──────── Data

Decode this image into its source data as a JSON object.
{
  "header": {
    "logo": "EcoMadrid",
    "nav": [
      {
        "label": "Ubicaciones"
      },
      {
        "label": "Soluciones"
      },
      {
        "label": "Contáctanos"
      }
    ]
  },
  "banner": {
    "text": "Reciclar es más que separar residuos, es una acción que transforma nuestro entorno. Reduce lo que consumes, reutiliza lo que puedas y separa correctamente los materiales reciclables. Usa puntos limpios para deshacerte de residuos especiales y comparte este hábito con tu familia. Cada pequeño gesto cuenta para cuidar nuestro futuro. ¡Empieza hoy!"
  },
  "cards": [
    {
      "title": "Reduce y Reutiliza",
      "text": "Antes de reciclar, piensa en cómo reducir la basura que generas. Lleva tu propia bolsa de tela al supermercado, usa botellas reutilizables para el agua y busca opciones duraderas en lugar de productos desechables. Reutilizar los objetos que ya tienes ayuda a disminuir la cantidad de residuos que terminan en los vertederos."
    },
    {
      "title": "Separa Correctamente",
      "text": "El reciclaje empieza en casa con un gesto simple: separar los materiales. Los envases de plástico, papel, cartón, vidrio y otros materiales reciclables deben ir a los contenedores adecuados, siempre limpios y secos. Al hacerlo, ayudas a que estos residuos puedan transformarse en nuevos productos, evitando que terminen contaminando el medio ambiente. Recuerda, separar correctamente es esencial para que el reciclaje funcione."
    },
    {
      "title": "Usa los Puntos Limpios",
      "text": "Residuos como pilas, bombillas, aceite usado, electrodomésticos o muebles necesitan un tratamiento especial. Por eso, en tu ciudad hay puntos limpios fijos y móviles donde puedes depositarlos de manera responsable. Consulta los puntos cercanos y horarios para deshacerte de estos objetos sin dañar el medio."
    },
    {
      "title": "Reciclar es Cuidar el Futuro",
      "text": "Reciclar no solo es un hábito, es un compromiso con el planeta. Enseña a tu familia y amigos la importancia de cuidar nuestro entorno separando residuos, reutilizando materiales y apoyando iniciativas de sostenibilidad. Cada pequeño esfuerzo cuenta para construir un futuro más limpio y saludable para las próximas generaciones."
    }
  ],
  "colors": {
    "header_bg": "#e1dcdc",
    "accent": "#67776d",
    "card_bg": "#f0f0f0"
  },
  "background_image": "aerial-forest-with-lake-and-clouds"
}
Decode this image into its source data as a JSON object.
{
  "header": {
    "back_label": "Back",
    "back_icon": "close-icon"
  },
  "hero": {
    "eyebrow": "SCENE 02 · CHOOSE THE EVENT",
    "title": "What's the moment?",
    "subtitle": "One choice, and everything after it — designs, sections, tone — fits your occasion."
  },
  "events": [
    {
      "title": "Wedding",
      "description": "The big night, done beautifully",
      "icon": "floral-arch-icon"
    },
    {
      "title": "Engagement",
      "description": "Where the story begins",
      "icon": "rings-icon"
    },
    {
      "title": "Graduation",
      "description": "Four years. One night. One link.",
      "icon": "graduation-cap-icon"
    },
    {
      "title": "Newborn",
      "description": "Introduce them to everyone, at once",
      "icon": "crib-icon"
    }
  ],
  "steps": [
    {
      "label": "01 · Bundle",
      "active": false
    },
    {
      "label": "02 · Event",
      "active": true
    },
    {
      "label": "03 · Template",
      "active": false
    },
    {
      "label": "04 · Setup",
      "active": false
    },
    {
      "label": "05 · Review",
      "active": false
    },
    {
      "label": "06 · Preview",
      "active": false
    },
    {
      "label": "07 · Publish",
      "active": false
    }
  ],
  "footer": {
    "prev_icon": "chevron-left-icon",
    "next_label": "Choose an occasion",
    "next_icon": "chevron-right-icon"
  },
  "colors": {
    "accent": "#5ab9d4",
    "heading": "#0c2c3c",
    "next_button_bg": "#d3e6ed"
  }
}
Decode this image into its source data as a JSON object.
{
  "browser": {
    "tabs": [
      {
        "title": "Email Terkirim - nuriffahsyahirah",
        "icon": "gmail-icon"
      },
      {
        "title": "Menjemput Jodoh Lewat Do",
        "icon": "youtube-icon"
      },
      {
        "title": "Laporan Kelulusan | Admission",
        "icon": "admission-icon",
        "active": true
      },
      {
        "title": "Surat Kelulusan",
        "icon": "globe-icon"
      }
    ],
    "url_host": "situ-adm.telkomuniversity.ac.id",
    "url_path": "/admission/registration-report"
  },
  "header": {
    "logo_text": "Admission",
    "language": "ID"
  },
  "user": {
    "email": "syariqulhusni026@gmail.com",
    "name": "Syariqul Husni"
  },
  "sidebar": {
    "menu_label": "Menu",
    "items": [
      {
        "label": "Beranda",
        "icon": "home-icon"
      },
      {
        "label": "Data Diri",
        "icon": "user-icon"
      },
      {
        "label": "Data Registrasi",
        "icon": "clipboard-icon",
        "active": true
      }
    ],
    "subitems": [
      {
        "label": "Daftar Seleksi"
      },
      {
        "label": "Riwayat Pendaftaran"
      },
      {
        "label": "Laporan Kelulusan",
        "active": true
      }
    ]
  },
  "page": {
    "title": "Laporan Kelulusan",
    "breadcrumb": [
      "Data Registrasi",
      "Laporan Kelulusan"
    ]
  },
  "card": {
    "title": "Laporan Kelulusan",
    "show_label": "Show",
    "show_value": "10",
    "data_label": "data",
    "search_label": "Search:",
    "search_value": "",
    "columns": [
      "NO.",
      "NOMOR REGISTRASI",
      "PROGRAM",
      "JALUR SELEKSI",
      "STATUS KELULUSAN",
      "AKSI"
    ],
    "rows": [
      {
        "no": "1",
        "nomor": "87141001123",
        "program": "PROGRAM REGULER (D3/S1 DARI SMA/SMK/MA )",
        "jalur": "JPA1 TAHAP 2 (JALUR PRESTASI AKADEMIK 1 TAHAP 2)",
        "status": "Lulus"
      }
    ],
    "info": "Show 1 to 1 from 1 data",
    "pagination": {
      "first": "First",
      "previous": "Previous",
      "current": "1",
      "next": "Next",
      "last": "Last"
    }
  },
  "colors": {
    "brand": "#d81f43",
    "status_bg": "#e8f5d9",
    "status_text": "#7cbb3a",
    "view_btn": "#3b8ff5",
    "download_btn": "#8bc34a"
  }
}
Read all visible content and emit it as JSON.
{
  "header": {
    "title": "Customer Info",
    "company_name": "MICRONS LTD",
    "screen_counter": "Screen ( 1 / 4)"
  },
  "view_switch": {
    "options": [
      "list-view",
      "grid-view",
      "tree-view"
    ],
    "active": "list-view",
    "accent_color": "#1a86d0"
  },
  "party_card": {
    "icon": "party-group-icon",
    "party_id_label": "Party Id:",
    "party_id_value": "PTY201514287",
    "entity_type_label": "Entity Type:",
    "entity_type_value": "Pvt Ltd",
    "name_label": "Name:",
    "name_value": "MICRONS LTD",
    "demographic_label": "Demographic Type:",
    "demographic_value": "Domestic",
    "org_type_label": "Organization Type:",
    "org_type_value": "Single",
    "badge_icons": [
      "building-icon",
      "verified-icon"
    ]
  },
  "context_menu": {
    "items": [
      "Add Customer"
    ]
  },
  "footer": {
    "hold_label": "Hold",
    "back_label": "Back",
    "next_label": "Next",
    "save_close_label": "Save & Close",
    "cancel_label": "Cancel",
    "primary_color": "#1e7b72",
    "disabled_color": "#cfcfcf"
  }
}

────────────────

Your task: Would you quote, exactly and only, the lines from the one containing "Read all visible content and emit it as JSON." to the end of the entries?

Exercise response:
Read all visible content and emit it as JSON.
{
  "header": {
    "title": "Customer Info",
    "company_name": "MICRONS LTD",
    "screen_counter": "Screen ( 1 / 4)"
  },
  "view_switch": {
    "options": [
      "list-view",
      "grid-view",
      "tree-view"
    ],
    "active": "list-view",
    "accent_color": "#1a86d0"
  },
  "party_card": {
    "icon": "party-group-icon",
    "party_id_label": "Party Id:",
    "party_id_value": "PTY201514287",
    "entity_type_label": "Entity Type:",
    "entity_type_value": "Pvt Ltd",
    "name_label": "Name:",
    "name_value": "MICRONS LTD",
    "demographic_label": "Demographic Type:",
    "demographic_value": "Domestic",
    "org_type_label": "Organization Type:",
    "org_type_value": "Single",
    "badge_icons": [
      "building-icon",
      "verified-icon"
    ]
  },
  "context_menu": {
    "items": [
      "Add Customer"
    ]
  },
  "footer": {
    "hold_label": "Hold",
    "back_label": "Back",
    "next_label": "Next",
    "save_close_label": "Save & Close",
    "cancel_label": "Cancel",
    "primary_color": "#1e7b72",
    "disabled_color": "#cfcfcf"
  }
}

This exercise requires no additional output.